# EXERCISE BRIEF
Repeat all of the data below word for word, keeping no images.

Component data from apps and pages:
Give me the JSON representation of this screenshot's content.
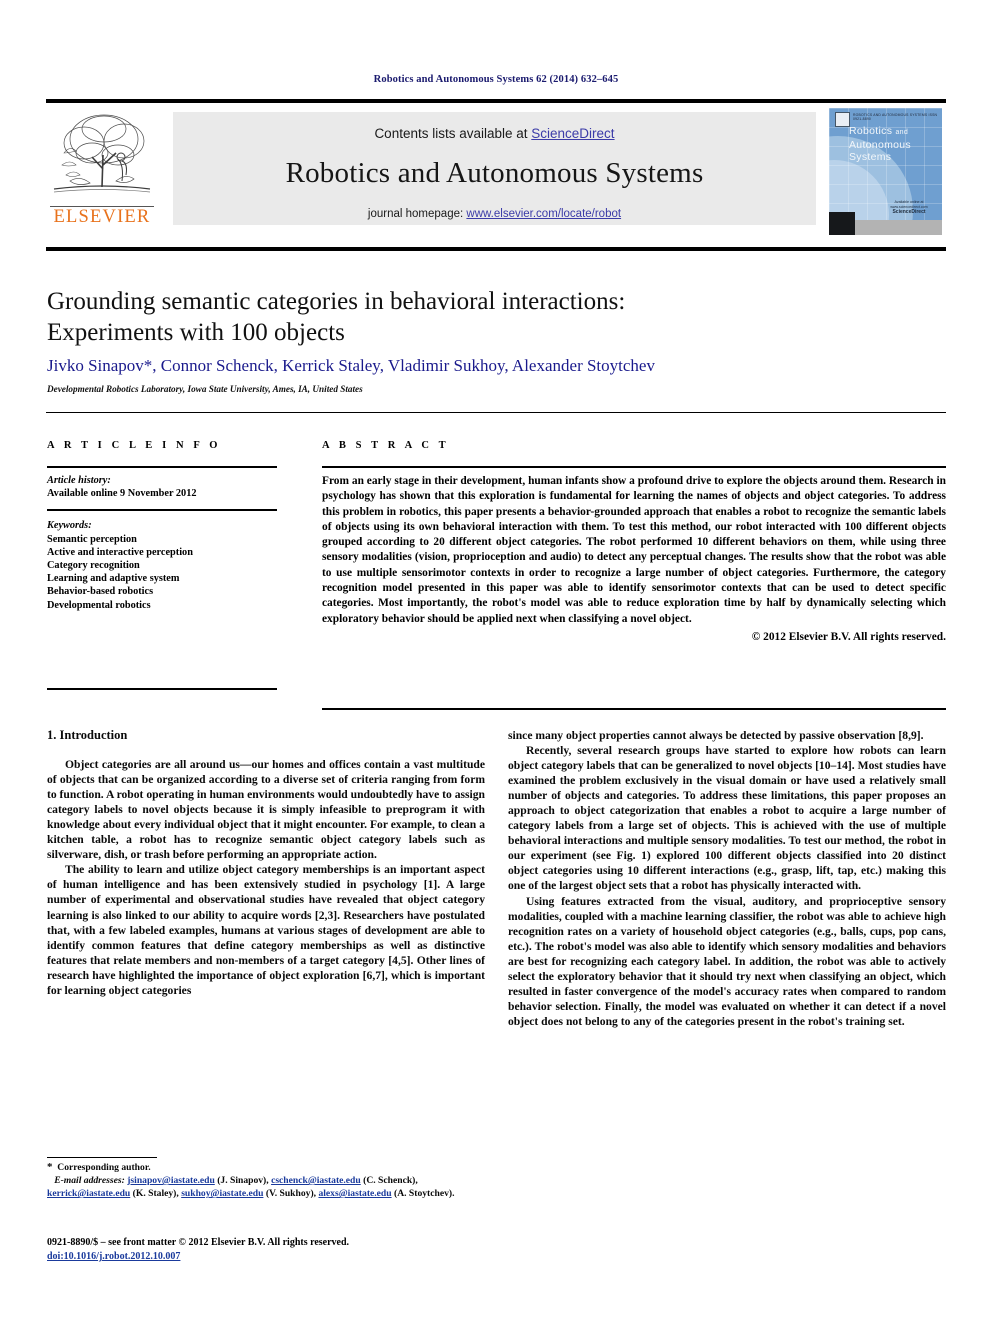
{
  "running_head": "Robotics and Autonomous Systems 62 (2014) 632–645",
  "masthead": {
    "contents_prefix": "Contents lists available at ",
    "sciencedirect": "ScienceDirect",
    "journal_title": "Robotics and Autonomous Systems",
    "homepage_prefix": "journal homepage: ",
    "homepage_url": "www.elsevier.com/locate/robot",
    "publisher_logo_text": "ELSEVIER",
    "accent_orange": "#E8721C",
    "link_blue": "#3b3ba8"
  },
  "cover": {
    "title_line1": "Robotics",
    "title_and": "and",
    "title_line2": "Autonomous Systems",
    "top_microtext": "ROBOTICS AND AUTONOMOUS SYSTEMS     ISSN 0921-8890",
    "center_microtext": "Available online at www.sciencedirect.com",
    "center_brand": "ScienceDirect",
    "bg_color": "#6f9fd0"
  },
  "article": {
    "title_line1": "Grounding semantic categories in behavioral interactions:",
    "title_line2": "Experiments with 100 objects",
    "authors": "Jivko Sinapov*, Connor Schenck, Kerrick Staley, Vladimir Sukhoy, Alexander Stoytchev",
    "affiliation": "Developmental Robotics Laboratory, Iowa State University, Ames, IA, United States",
    "author_color": "#1a1a8c"
  },
  "article_info": {
    "heading": "A R T I C L E   I N F O",
    "history_label": "Article history:",
    "history_value": "Available online 9 November 2012",
    "keywords_label": "Keywords:",
    "keywords": [
      "Semantic perception",
      "Active and interactive perception",
      "Category recognition",
      "Learning and adaptive system",
      "Behavior-based robotics",
      "Developmental robotics"
    ]
  },
  "abstract": {
    "heading": "A B S T R A C T",
    "text": "From an early stage in their development, human infants show a profound drive to explore the objects around them. Research in psychology has shown that this exploration is fundamental for learning the names of objects and object categories. To address this problem in robotics, this paper presents a behavior-grounded approach that enables a robot to recognize the semantic labels of objects using its own behavioral interaction with them. To test this method, our robot interacted with 100 different objects grouped according to 20 different object categories. The robot performed 10 different behaviors on them, while using three sensory modalities (vision, proprioception and audio) to detect any perceptual changes. The results show that the robot was able to use multiple sensorimotor contexts in order to recognize a large number of object categories. Furthermore, the category recognition model presented in this paper was able to identify sensorimotor contexts that can be used to detect specific categories. Most importantly, the robot's model was able to reduce exploration time by half by dynamically selecting which exploratory behavior should be applied next when classifying a novel object.",
    "copyright": "© 2012 Elsevier B.V. All rights reserved."
  },
  "body": {
    "section_heading": "1. Introduction",
    "left_paragraphs": [
      "Object categories are all around us—our homes and offices contain a vast multitude of objects that can be organized according to a diverse set of criteria ranging from form to function. A robot operating in human environments would undoubtedly have to assign category labels to novel objects because it is simply infeasible to preprogram it with knowledge about every individual object that it might encounter. For example, to clean a kitchen table, a robot has to recognize semantic object category labels such as silverware, dish, or trash before performing an appropriate action.",
      "The ability to learn and utilize object category memberships is an important aspect of human intelligence and has been extensively studied in psychology [1]. A large number of experimental and observational studies have revealed that object category learning is also linked to our ability to acquire words [2,3]. Researchers have postulated that, with a few labeled examples, humans at various stages of development are able to identify common features that define category memberships as well as distinctive features that relate members and non-members of a target category [4,5]. Other lines of research have highlighted the importance of object exploration [6,7], which is important for learning object categories"
    ],
    "right_paragraphs": [
      "since many object properties cannot always be detected by passive observation [8,9].",
      "Recently, several research groups have started to explore how robots can learn object category labels that can be generalized to novel objects [10–14]. Most studies have examined the problem exclusively in the visual domain or have used a relatively small number of objects and categories. To address these limitations, this paper proposes an approach to object categorization that enables a robot to acquire a large number of category labels from a large set of objects. This is achieved with the use of multiple behavioral interactions and multiple sensory modalities. To test our method, the robot in our experiment (see Fig. 1) explored 100 different objects classified into 20 distinct object categories using 10 different interactions (e.g., grasp, lift, tap, etc.) making this one of the largest object sets that a robot has physically interacted with.",
      "Using features extracted from the visual, auditory, and proprioceptive sensory modalities, coupled with a machine learning classifier, the robot was able to achieve high recognition rates on a variety of household object categories (e.g., balls, cups, pop cans, etc.). The robot's model was also able to identify which sensory modalities and behaviors are best for recognizing each category label. In addition, the robot was able to actively select the exploratory behavior that it should try next when classifying an object, which resulted in faster convergence of the model's accuracy rates when compared to random behavior selection. Finally, the model was evaluated on whether it can detect if a novel object does not belong to any of the categories present in the robot's training set."
    ],
    "reference_color": "#1a3a9c"
  },
  "footnote": {
    "corresponding": "Corresponding author.",
    "email_label": "E-mail addresses:",
    "emails": [
      {
        "address": "jsinapov@iastate.edu",
        "person": "(J. Sinapov),"
      },
      {
        "address": "cschenck@iastate.edu",
        "person": "(C. Schenck),"
      },
      {
        "address": "kerrick@iastate.edu",
        "person": "(K. Staley),"
      },
      {
        "address": "sukhoy@iastate.edu",
        "person": "(V. Sukhoy),"
      },
      {
        "address": "alexs@iastate.edu",
        "person": "(A. Stoytchev)."
      }
    ],
    "issn_line": "0921-8890/$ – see front matter © 2012 Elsevier B.V. All rights reserved.",
    "doi_line": "doi:10.1016/j.robot.2012.10.007"
  }
}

# RESPONSE TO THE TASK
Give me the JSON representation of this screenshot's content.
{
  "running_head": "Robotics and Autonomous Systems 62 (2014) 632–645",
  "masthead": {
    "contents_prefix": "Contents lists available at ",
    "sciencedirect": "ScienceDirect",
    "journal_title": "Robotics and Autonomous Systems",
    "homepage_prefix": "journal homepage: ",
    "homepage_url": "www.elsevier.com/locate/robot",
    "publisher_logo_text": "ELSEVIER",
    "accent_orange": "#E8721C",
    "link_blue": "#3b3ba8"
  },
  "cover": {
    "title_line1": "Robotics",
    "title_and": "and",
    "title_line2": "Autonomous Systems",
    "top_microtext": "ROBOTICS AND AUTONOMOUS SYSTEMS     ISSN 0921-8890",
    "center_microtext": "Available online at www.sciencedirect.com",
    "center_brand": "ScienceDirect",
    "bg_color": "#6f9fd0"
  },
  "article": {
    "title_line1": "Grounding semantic categories in behavioral interactions:",
    "title_line2": "Experiments with 100 objects",
    "authors": "Jivko Sinapov*, Connor Schenck, Kerrick Staley, Vladimir Sukhoy, Alexander Stoytchev",
    "affiliation": "Developmental Robotics Laboratory, Iowa State University, Ames, IA, United States",
    "author_color": "#1a1a8c"
  },
  "article_info": {
    "heading": "A R T I C L E   I N F O",
    "history_label": "Article history:",
    "history_value": "Available online 9 November 2012",
    "keywords_label": "Keywords:",
    "keywords": [
      "Semantic perception",
      "Active and interactive perception",
      "Category recognition",
      "Learning and adaptive system",
      "Behavior-based robotics",
      "Developmental robotics"
    ]
  },
  "abstract": {
    "heading": "A B S T R A C T",
    "text": "From an early stage in their development, human infants show a profound drive to explore the objects around them. Research in psychology has shown that this exploration is fundamental for learning the names of objects and object categories. To address this problem in robotics, this paper presents a behavior-grounded approach that enables a robot to recognize the semantic labels of objects using its own behavioral interaction with them. To test this method, our robot interacted with 100 different objects grouped according to 20 different object categories. The robot performed 10 different behaviors on them, while using three sensory modalities (vision, proprioception and audio) to detect any perceptual changes. The results show that the robot was able to use multiple sensorimotor contexts in order to recognize a large number of object categories. Furthermore, the category recognition model presented in this paper was able to identify sensorimotor contexts that can be used to detect specific categories. Most importantly, the robot's model was able to reduce exploration time by half by dynamically selecting which exploratory behavior should be applied next when classifying a novel object.",
    "copyright": "© 2012 Elsevier B.V. All rights reserved."
  },
  "body": {
    "section_heading": "1. Introduction",
    "left_paragraphs": [
      "Object categories are all around us—our homes and offices contain a vast multitude of objects that can be organized according to a diverse set of criteria ranging from form to function. A robot operating in human environments would undoubtedly have to assign category labels to novel objects because it is simply infeasible to preprogram it with knowledge about every individual object that it might encounter. For example, to clean a kitchen table, a robot has to recognize semantic object category labels such as silverware, dish, or trash before performing an appropriate action.",
      "The ability to learn and utilize object category memberships is an important aspect of human intelligence and has been extensively studied in psychology [1]. A large number of experimental and observational studies have revealed that object category learning is also linked to our ability to acquire words [2,3]. Researchers have postulated that, with a few labeled examples, humans at various stages of development are able to identify common features that define category memberships as well as distinctive features that relate members and non-members of a target category [4,5]. Other lines of research have highlighted the importance of object exploration [6,7], which is important for learning object categories"
    ],
    "right_paragraphs": [
      "since many object properties cannot always be detected by passive observation [8,9].",
      "Recently, several research groups have started to explore how robots can learn object category labels that can be generalized to novel objects [10–14]. Most studies have examined the problem exclusively in the visual domain or have used a relatively small number of objects and categories. To address these limitations, this paper proposes an approach to object categorization that enables a robot to acquire a large number of category labels from a large set of objects. This is achieved with the use of multiple behavioral interactions and multiple sensory modalities. To test our method, the robot in our experiment (see Fig. 1) explored 100 different objects classified into 20 distinct object categories using 10 different interactions (e.g., grasp, lift, tap, etc.) making this one of the largest object sets that a robot has physically interacted with.",
      "Using features extracted from the visual, auditory, and proprioceptive sensory modalities, coupled with a machine learning classifier, the robot was able to achieve high recognition rates on a variety of household object categories (e.g., balls, cups, pop cans, etc.). The robot's model was also able to identify which sensory modalities and behaviors are best for recognizing each category label. In addition, the robot was able to actively select the exploratory behavior that it should try next when classifying an object, which resulted in faster convergence of the model's accuracy rates when compared to random behavior selection. Finally, the model was evaluated on whether it can detect if a novel object does not belong to any of the categories present in the robot's training set."
    ],
    "reference_color": "#1a3a9c"
  },
  "footnote": {
    "corresponding": "Corresponding author.",
    "email_label": "E-mail addresses:",
    "emails": [
      {
        "address": "jsinapov@iastate.edu",
        "person": "(J. Sinapov),"
      },
      {
        "address": "cschenck@iastate.edu",
        "person": "(C. Schenck),"
      },
      {
        "address": "kerrick@iastate.edu",
        "person": "(K. Staley),"
      },
      {
        "address": "sukhoy@iastate.edu",
        "person": "(V. Sukhoy),"
      },
      {
        "address": "alexs@iastate.edu",
        "person": "(A. Stoytchev)."
      }
    ],
    "issn_line": "0921-8890/$ – see front matter © 2012 Elsevier B.V. All rights reserved.",
    "doi_line": "doi:10.1016/j.robot.2012.10.007"
  }
}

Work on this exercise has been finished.